DATASET EXCERPTS
——————

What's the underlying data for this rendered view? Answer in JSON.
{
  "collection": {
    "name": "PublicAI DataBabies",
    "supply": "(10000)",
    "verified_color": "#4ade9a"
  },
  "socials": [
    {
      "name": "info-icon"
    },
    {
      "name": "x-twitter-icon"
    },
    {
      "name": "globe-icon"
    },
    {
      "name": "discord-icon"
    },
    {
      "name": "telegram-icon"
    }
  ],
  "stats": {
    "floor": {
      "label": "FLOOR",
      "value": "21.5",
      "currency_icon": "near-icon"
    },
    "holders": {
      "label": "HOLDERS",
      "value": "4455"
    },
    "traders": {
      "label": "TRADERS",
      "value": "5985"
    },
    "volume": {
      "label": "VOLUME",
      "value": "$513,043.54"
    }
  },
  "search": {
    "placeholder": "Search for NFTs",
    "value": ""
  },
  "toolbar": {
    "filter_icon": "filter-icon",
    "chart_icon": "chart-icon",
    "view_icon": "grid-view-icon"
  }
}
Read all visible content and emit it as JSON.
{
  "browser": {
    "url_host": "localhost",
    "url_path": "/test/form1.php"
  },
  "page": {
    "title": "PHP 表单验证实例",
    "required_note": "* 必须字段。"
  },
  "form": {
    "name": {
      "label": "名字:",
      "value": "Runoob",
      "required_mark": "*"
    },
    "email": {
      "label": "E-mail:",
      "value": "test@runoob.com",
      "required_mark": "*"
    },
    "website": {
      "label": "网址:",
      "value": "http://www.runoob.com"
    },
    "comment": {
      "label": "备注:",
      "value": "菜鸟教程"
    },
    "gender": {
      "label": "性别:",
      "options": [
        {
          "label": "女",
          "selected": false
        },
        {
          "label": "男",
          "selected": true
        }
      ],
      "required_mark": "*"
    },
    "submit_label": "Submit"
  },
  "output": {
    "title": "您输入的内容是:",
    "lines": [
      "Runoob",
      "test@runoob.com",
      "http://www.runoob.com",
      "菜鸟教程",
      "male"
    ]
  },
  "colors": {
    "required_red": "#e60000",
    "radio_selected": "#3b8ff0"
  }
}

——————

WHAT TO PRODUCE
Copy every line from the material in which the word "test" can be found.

RESPONSE AREA
    "url_path": "/test/form1.php"
      "value": "test@runoob.com",
      "test@runoob.com",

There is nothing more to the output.